"Governors running for president need to show they have developed some foreign policy expertise since their jobs keep them at home most of the time. Voters know governors understand domestic issues, but half a president's job is coping with the complexities of global crises," Larry Sabato, the director of the Center for Politics at the University of Virginia, told CBS News. "Candidates can't be caught flat-footed on the trail and in debates when international topics are raised. Getting briefed by experts is one thing, seeing leaders abroad is quite another--and then the candidates can sprinkle their comments with first-hand experiences."
Trips to London haven't been limited to governors, either. Rubio delivered his own foreign policy speech there in November at the Chatham House think tank, and former Secretary of State Hillary Clinton, who has flown all over the world, visited in July as part of the tour for her book, "Hard Choices."
Sabato said that the United Kingdom is one of the two favorite foreign destinations for candidates - the other being Israel - behind immediate neighbors Canada and Mexico.
"Britain is historically one of our closest allies, and once you're in New York, it's just a five-hour hop across the Atlantic," he said. "There's no language barrier, either."
Yet in spite of the seeming low levels of risk - no cultural or language differences or complex relationship to navigate - politicians still have a knack for garnering unflattering headlines in London.
Look no further than 2012 GOP nominee Mitt Romney's trip to London in the summer of 2012. There were a handful of gaffes during the trip, including a blind quote from an adviser who accused President Obama of not understanding the "Anglo-Saxon heritage" the U.S. and Europe share, seeming to forget the name of Labour Party leader Ed Miliband and accidentally revealing a secret meeting with Britain's MI6 intelligence agency.
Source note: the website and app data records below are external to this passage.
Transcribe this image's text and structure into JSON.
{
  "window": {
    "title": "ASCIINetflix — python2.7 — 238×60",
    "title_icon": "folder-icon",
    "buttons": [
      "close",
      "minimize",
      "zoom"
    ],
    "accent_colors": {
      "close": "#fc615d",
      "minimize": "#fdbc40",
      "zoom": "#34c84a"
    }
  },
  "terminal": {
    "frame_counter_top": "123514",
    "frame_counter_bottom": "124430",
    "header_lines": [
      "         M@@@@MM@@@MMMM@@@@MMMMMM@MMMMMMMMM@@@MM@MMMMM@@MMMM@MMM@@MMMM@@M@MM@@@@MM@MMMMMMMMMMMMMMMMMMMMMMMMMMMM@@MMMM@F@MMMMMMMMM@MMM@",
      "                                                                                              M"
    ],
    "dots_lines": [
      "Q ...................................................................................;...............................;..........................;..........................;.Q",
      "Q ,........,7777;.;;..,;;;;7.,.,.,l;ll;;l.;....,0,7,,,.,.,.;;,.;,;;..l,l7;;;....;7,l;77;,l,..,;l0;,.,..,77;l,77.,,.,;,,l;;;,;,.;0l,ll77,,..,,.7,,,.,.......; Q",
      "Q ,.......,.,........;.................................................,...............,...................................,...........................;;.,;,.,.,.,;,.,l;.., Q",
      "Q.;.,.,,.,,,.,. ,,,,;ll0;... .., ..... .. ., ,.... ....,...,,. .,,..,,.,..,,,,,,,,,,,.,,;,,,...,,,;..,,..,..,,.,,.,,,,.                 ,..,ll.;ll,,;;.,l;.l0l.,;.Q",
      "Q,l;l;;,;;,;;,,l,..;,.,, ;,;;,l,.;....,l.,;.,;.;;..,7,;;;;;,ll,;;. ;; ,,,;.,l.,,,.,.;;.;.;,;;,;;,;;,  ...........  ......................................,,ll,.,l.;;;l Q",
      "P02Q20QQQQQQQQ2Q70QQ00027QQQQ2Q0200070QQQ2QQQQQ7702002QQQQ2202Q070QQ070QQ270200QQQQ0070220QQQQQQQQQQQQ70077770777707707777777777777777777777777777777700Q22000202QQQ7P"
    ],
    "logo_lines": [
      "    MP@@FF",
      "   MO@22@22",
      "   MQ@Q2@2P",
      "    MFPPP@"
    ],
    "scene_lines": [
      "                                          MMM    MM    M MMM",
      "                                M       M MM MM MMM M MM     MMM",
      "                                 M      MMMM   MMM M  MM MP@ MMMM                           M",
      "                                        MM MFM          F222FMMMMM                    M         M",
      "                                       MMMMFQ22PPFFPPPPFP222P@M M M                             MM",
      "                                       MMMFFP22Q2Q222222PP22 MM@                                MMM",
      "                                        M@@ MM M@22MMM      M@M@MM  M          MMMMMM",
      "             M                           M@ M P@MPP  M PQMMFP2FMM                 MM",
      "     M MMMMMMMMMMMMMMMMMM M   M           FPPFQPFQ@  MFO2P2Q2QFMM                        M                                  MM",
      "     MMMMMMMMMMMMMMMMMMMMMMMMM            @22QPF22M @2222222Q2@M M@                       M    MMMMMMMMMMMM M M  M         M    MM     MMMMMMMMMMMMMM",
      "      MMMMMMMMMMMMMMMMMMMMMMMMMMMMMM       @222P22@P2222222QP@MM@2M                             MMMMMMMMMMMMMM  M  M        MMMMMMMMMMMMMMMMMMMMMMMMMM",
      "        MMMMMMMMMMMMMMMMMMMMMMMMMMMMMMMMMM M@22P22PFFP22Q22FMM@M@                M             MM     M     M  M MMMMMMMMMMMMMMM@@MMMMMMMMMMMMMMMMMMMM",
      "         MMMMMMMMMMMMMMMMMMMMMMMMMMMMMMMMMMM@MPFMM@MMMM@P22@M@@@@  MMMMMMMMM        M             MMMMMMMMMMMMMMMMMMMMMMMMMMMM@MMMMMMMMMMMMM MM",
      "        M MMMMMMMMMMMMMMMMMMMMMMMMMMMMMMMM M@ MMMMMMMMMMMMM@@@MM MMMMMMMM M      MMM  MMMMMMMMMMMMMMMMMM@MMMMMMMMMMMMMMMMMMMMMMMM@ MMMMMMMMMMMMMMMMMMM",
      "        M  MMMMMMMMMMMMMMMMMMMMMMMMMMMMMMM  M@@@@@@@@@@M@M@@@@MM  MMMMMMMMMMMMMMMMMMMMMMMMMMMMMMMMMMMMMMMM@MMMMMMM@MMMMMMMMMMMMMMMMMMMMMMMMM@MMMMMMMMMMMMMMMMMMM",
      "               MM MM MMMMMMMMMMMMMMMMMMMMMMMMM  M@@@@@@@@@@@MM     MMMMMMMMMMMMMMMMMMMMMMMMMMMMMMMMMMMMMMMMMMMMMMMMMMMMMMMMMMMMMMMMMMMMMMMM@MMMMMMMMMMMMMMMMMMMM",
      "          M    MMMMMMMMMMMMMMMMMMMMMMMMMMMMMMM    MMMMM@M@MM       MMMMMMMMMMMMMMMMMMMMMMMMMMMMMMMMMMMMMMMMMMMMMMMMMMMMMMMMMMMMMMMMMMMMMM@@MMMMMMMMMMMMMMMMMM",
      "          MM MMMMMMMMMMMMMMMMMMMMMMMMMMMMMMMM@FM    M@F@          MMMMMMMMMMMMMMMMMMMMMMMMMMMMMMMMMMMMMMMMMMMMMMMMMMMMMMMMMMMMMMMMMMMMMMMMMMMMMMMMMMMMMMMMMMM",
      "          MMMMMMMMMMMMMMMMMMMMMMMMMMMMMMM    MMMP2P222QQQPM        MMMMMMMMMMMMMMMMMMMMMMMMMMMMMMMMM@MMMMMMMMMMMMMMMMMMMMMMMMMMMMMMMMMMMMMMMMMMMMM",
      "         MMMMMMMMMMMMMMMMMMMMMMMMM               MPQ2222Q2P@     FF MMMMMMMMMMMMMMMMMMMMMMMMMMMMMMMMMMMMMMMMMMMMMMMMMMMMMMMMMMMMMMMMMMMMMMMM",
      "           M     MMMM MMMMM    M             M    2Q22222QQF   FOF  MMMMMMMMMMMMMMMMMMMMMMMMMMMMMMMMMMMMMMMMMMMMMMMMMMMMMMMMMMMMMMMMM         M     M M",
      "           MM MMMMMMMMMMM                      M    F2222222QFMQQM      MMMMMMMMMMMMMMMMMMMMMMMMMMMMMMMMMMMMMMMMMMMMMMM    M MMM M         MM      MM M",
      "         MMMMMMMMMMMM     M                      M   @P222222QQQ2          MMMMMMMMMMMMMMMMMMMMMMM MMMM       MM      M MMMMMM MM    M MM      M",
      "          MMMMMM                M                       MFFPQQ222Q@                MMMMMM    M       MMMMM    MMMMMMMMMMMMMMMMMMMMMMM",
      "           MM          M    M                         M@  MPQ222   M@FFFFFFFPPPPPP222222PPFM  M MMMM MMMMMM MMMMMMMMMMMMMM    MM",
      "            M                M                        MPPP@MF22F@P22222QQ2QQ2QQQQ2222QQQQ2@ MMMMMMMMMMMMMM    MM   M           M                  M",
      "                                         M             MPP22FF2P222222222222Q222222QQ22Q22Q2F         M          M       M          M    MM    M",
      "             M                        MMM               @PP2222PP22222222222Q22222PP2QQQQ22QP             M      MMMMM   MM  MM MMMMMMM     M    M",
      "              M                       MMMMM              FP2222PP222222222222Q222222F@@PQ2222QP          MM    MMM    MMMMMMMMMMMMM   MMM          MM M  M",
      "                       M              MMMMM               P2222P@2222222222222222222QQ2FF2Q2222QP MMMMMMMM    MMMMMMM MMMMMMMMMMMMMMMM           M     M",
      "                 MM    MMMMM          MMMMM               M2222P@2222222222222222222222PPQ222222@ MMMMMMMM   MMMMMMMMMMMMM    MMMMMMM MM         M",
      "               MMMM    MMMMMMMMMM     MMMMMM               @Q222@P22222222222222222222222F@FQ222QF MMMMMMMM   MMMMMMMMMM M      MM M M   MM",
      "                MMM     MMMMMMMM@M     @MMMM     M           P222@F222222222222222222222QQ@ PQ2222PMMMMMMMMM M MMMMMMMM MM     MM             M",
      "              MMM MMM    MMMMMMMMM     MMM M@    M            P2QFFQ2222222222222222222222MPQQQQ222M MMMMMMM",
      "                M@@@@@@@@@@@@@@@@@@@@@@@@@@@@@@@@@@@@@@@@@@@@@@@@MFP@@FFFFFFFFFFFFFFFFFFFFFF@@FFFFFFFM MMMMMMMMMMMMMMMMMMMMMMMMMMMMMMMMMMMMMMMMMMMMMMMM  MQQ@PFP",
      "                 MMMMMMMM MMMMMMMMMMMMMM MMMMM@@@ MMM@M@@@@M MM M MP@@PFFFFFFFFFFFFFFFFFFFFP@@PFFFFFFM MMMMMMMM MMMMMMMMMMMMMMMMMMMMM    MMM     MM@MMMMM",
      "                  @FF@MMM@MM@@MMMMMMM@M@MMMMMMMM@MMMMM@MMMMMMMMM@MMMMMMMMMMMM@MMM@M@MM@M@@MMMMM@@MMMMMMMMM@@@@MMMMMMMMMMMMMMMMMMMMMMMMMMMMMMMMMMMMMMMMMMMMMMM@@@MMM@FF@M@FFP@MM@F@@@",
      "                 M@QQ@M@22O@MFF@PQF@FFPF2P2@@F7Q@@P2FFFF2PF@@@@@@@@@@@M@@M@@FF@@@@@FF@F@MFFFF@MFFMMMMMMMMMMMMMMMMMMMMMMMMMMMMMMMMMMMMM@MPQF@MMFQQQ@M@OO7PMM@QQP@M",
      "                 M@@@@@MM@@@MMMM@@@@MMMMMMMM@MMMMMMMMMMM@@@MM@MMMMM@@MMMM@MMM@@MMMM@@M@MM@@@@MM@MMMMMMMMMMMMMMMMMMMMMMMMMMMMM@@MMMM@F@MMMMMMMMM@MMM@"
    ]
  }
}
But Romney's time in London is perhaps best remembered for an interview he gave to NBC in which he said there were "disconcerting" signs in the preparations 2012 Olympics.}
That resulted in British Prime Minister David Cameron and London Mayor Boris Johnson taking some thinly-veiled shots at Romney over the comments, including suggesting that Romney had an easier time overseeing the 2002 Olympics in Salt Lake City because they were in "the middle of nowhere."
The rest of his trip, which included a stop in Poland, was far from a success.
Christie, like Romney, learned the hard way that the press exposure on a foreign trip cuts both ways. Jindal's headlines came from his planned speech, in which he said that Muslim immigrants have created "no-go zones" in parts of Europe where they rule by Sharia law rather than the laws of the country in which they live. A day before the speech, the city of Paris announced it would sue Fox News after the network aired similar remarks from an on-air commentator, though Jindal did not back down from the claims.
So when Walker - who is the GOP's rising star at the moment - lands in London tomorrow, he'll have to weigh the experiences of his predecessors and ask himself this: Are negative headlines really better than no headlines at all?
For the time being, he is playing it safe: the majority of the trip will take place behind closed doors and his staff is stressing the fact that it's a business trip, not a photo op. But he has at least one event open to the media: a speech entitled, "Building Global Partnerships for Stronger Local Economies" at the Chatham House on Wednesday.